Atlanta Boy Featured in Russian Photography Exhibit to Celebrate World Down Syndrome Day

Atlanta, GA, March 08, 2012 --( Andy Meredith, 12, from Atlanta, GA was invited to share his photography as the centerpiece of an international art exhibit at a Russian medical college to raise awareness about the capabilities of people with Down syndrome. The exhibit will be coordinated by the US State Department in Yekaterinburg, Russia in celebration of World Down Syndrome Day on March 21, 2012 and will also include Russian artists with Down syndrome.
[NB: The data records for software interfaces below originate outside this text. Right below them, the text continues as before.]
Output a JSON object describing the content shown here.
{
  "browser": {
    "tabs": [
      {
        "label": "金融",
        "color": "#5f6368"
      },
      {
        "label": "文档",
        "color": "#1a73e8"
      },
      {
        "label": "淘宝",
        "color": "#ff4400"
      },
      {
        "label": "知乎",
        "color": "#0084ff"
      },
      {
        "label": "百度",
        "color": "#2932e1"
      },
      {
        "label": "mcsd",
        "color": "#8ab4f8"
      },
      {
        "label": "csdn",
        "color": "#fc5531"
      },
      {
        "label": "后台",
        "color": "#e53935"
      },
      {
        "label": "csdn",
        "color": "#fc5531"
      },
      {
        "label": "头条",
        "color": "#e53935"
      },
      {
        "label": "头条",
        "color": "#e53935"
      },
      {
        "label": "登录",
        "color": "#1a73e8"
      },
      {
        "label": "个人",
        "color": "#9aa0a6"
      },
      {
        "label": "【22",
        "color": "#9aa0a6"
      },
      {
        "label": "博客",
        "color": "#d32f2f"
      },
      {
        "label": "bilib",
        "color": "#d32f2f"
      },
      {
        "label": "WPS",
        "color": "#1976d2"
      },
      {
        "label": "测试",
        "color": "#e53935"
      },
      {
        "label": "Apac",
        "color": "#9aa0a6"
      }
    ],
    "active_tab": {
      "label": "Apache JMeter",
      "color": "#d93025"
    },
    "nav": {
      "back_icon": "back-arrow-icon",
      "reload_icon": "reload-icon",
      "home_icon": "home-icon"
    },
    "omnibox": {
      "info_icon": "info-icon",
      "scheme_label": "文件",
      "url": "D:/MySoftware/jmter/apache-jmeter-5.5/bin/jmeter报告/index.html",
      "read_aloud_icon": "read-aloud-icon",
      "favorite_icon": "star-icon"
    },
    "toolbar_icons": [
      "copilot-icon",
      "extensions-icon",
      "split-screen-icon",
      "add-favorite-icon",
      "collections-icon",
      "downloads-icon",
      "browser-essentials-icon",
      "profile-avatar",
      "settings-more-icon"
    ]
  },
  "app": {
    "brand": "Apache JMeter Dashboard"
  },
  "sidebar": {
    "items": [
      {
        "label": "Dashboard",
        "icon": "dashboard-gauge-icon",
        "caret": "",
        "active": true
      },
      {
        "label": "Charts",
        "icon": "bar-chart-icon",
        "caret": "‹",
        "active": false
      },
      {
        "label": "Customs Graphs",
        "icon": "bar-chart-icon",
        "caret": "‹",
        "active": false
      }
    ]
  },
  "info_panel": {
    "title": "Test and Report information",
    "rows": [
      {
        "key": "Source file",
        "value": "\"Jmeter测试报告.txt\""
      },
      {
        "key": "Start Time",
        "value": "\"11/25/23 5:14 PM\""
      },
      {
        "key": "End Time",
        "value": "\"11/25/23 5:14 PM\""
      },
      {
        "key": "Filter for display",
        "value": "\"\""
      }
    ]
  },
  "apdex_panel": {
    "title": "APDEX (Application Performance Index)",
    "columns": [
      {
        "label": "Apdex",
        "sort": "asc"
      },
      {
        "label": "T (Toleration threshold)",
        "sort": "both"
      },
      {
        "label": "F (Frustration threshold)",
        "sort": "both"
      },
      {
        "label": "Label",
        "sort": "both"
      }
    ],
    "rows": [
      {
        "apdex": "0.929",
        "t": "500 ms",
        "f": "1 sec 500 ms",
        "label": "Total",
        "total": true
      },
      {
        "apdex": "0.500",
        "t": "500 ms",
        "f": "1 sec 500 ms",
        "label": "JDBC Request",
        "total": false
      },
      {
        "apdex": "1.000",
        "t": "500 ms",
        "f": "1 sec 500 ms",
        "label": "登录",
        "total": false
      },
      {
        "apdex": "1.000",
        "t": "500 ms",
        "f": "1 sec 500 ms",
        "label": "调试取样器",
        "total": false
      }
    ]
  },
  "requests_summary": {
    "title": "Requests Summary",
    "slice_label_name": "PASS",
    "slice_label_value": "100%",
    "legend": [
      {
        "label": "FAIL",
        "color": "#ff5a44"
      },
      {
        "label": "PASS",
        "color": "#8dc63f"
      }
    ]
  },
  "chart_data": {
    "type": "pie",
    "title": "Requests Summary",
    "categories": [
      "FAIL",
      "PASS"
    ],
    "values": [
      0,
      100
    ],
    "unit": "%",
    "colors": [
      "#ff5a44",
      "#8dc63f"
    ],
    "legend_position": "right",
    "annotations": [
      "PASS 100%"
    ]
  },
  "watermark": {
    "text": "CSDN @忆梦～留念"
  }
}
The director of the Sverdlovsk Medical College in Yekaterinburg invited Andy to share his photography after a meeting with the boy's mother, Stephanie Meredith, author of the Canister booklet, "Understanding a Down Syndrome Diagnosis," (, and Amy Allison, director of the Down Syndrome Guild of Greater Kansas City. As part of an international effort to share more up-to-date information about Down syndrome and improve social programs, Ms. Meredith and Ms. Allison were invited by the US State Department to make presentations to charities, government officials, and academic leaders about how opportunities for people with Down syndrome have improved in the US over the past 30 years. In Russia, the majority of babies with Down syndrome continue to be institutionalized largely because of outdated views of the condition and limited social supports.

The exhibit will include ten to twelve 20x30 inch displays of Andy's photos featuring various images of people and animals with captions by Andy. His specialty is taking close-up shots from an interesting perspective. Andy is a fifth-grader and has won first place in his school PTA Reflections contest and second at the district level. Andy’s also an avid mountain biker, Boy Scout, and electronic geek. In addition, a website ( hosted by Canister will be launching this spring to feature an online gallery of his work and announce exhibitions.

Ms. Meredith says, “We’re incredibly proud of our son. He’s a typical tween who definitely needs extra help in some areas and also has these wonderful, evolving talents that can be a springboard for the future. However, it’s important to note that he’s not an isolated case of an exceptional child with Down syndrome. The truth is that more and more people with Down syndrome are dealing with their challenges and achieving their potential because of the improved health care, education, and social supports in the US during last 30 years, and we’re so impressed with the organizations, like Sun Kids and Downside Up, working to make that progress happen in Russia. We are also incredibly grateful to the Sverdlovsk Medical College for inviting us to share Andy's work.”

This year marks the first time that March 21 will be recognized by the United Nations as World Down Syndrome Day.

Justin Meredith